Yahoo may be planning for social network domination, but that hasn't stopped the struggling search and content portal from announcing a major redesign of its homepage. It's the first redesign in over two years, during which time Yahoo has taken a financial beating, so it's safe to assume that the company has high hopes that this will rejuvenate one of its fundamental properties.
The most significant change Yahoo will offer is a much more customizable version of its homepage, powered by the "widgets" that are popular on similar content portals and social networking sites like iGoogle and Facebook.
More importantly, though, Yahoo is going to allow its home page and these widgets to interact with third-party sites and services, and it offered the example of a Netflix widget that can display customers' queues and ratings on Yahoo's homepage. These changes sound very similar to the features and functionality rolled out in a large update to its MyYahoo 2.0 customizable start page last July.
Yahoo's redesigned and customizable MyYahoo 2.0 start page, from which its upcoming homepage redesign may take inspiration

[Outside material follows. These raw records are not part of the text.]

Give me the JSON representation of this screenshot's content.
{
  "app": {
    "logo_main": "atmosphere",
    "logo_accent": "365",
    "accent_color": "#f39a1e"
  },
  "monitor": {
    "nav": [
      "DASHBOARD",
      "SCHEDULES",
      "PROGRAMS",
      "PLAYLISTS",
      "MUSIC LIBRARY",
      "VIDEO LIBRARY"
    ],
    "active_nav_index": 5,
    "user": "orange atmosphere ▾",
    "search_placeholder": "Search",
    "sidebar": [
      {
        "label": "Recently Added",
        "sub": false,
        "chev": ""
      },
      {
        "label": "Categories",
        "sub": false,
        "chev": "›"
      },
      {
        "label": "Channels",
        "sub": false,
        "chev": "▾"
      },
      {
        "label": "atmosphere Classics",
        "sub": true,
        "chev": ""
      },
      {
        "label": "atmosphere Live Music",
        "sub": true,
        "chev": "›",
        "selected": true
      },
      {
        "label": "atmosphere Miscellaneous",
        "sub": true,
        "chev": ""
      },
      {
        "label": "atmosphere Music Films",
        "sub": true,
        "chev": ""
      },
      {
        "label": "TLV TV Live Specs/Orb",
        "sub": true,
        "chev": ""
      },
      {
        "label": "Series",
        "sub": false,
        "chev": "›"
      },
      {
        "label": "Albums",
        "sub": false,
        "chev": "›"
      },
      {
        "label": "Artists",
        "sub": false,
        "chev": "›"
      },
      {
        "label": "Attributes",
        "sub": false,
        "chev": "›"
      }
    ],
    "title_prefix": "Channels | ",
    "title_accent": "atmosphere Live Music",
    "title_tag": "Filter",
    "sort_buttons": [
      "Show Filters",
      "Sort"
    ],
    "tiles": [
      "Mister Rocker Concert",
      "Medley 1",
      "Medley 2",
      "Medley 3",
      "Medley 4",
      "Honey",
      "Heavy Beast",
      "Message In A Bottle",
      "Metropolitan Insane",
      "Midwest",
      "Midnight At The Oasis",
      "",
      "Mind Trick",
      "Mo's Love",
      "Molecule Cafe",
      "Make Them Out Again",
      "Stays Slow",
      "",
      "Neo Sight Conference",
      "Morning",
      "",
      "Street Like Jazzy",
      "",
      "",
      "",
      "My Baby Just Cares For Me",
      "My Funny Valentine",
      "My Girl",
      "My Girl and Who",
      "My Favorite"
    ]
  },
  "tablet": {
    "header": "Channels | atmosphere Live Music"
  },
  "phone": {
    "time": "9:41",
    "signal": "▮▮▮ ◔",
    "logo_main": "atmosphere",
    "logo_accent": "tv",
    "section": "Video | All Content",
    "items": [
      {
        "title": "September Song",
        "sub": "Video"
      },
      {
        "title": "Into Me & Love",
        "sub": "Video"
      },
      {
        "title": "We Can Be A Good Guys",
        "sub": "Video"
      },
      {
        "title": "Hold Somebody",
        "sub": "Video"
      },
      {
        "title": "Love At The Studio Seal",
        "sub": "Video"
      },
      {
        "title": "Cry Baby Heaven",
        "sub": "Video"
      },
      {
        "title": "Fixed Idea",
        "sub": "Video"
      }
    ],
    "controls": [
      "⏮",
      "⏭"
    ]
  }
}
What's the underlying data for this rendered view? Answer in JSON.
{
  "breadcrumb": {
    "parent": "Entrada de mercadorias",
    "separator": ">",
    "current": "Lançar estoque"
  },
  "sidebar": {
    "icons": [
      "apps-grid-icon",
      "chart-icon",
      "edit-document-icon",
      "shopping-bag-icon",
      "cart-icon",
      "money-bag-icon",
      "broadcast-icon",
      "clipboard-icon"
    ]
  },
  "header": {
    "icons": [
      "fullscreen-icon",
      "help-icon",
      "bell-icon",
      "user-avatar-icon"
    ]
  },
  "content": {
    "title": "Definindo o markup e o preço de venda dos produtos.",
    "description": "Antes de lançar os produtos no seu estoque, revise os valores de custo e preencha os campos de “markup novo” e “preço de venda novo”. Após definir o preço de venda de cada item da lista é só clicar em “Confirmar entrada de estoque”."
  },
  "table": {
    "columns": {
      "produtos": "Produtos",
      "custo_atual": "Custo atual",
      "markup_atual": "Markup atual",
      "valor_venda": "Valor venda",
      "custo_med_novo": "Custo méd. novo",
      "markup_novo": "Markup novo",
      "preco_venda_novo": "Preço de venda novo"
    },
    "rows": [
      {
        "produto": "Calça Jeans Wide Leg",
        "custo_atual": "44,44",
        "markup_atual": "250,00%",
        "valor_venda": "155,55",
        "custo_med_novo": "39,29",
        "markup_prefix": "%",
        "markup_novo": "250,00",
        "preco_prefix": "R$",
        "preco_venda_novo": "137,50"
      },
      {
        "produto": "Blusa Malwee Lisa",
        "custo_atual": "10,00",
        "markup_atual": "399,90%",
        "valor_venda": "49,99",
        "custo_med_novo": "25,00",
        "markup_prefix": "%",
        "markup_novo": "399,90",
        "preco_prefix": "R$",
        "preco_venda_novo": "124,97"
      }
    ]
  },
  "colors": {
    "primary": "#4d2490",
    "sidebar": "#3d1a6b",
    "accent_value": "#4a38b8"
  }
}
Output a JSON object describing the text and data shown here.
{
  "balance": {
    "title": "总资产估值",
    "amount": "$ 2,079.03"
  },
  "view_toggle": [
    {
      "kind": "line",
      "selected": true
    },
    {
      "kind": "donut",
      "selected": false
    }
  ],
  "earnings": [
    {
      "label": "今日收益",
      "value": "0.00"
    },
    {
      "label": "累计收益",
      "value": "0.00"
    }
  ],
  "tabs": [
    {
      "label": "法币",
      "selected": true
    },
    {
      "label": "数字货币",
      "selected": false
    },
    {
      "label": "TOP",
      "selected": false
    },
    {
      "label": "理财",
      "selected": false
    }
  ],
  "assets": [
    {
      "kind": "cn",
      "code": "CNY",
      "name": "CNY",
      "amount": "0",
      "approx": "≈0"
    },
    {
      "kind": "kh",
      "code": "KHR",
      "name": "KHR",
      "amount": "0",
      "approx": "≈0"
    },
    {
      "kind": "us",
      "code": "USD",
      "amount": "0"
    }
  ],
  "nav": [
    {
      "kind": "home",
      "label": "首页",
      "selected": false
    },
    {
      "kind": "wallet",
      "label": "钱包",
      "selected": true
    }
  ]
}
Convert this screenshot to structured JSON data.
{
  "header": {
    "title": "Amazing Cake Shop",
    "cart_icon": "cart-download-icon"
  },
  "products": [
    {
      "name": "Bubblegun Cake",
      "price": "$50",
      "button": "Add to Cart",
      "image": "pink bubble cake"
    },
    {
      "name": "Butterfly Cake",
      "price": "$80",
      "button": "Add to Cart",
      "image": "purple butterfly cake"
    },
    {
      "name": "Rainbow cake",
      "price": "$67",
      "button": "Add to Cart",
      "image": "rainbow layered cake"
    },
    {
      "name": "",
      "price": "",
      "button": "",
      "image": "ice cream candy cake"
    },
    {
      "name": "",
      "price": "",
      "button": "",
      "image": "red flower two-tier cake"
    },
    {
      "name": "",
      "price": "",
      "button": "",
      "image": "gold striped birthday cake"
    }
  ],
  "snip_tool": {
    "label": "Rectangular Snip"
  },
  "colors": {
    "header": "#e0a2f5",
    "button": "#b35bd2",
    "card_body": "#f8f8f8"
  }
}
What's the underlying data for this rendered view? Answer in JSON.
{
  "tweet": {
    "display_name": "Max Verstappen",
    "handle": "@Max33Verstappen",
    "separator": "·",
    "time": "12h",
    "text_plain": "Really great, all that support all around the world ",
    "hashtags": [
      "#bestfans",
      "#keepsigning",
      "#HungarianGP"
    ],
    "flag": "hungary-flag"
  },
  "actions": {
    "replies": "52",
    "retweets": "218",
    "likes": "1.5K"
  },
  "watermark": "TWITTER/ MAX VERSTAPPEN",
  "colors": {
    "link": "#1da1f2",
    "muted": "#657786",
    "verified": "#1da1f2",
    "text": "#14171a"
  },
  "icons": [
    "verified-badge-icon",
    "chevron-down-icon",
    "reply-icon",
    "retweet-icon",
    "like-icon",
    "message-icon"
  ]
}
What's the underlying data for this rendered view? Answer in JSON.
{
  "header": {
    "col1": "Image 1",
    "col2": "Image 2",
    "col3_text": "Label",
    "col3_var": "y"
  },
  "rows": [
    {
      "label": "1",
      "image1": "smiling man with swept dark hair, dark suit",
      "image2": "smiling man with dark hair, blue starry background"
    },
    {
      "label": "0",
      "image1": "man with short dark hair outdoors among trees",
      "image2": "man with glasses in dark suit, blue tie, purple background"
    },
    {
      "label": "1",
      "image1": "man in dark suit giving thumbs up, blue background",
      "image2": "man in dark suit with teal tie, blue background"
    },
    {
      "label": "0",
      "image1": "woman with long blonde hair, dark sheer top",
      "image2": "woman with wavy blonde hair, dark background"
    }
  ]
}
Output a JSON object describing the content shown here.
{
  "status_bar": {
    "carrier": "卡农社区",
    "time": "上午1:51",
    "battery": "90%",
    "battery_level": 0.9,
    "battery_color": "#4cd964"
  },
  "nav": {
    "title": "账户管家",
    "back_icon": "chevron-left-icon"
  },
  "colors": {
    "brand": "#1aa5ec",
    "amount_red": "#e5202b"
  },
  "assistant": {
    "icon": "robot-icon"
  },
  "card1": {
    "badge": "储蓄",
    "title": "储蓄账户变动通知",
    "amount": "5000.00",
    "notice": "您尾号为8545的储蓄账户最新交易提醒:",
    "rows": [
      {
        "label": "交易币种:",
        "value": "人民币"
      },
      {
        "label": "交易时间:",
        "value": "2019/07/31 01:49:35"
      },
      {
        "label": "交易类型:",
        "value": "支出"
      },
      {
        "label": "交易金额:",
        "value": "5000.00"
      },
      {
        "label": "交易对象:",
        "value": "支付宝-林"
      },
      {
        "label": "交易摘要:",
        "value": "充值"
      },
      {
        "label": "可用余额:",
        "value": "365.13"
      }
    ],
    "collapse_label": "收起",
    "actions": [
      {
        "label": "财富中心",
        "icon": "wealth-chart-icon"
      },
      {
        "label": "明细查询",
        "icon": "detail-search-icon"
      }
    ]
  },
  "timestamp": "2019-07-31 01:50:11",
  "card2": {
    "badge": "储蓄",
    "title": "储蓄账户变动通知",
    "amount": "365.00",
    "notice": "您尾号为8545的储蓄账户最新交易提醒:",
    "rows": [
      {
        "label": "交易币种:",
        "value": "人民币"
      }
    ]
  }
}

Yahoo offered no ETA for when these changes will arrive, only saying that they will appear gradually over the next few months. "You will see a rolling thunder kind of thing," Ash Patel, Yahoo's Executive Vice President its Audience and Product division, told the Associated Press. Yahoo is hosting a conference today to get third-party developers interested in building more widgets and integrating other services for its homepage.
In a departure from current practices, Yahoo will begin incorporating more content from third parties in major areas of its site. In the wake of its decision to close its DRM music store and refund money to customers, it will open a redesigned music section featuring content from new partners like the iTunes Store, Amazon, and presumably Rhapsody, which is Yahoo's official music partner. In order to populate Yahoo's news section, it will develop partnerships that will see it feature much more local content from newspapers around the US.
Yahoo hopes its upcoming advertising partnership with Google (assuming the DoJ lets it fly) can boost annual revenue by $800 million alone, and it clearly hopes that opening its doors to other content and services will better leverage its 500 million worldwide user base, and perhaps draw in a few more. Considering the social, syndicated nature of the web, the adaptations of its competitors, and the bruised and battered state a failed Microsoft buyout attempt left it in, these sound like positive changes that could help to retool Yahoo in a way that makes it a valuable content and social networking hub.Posted on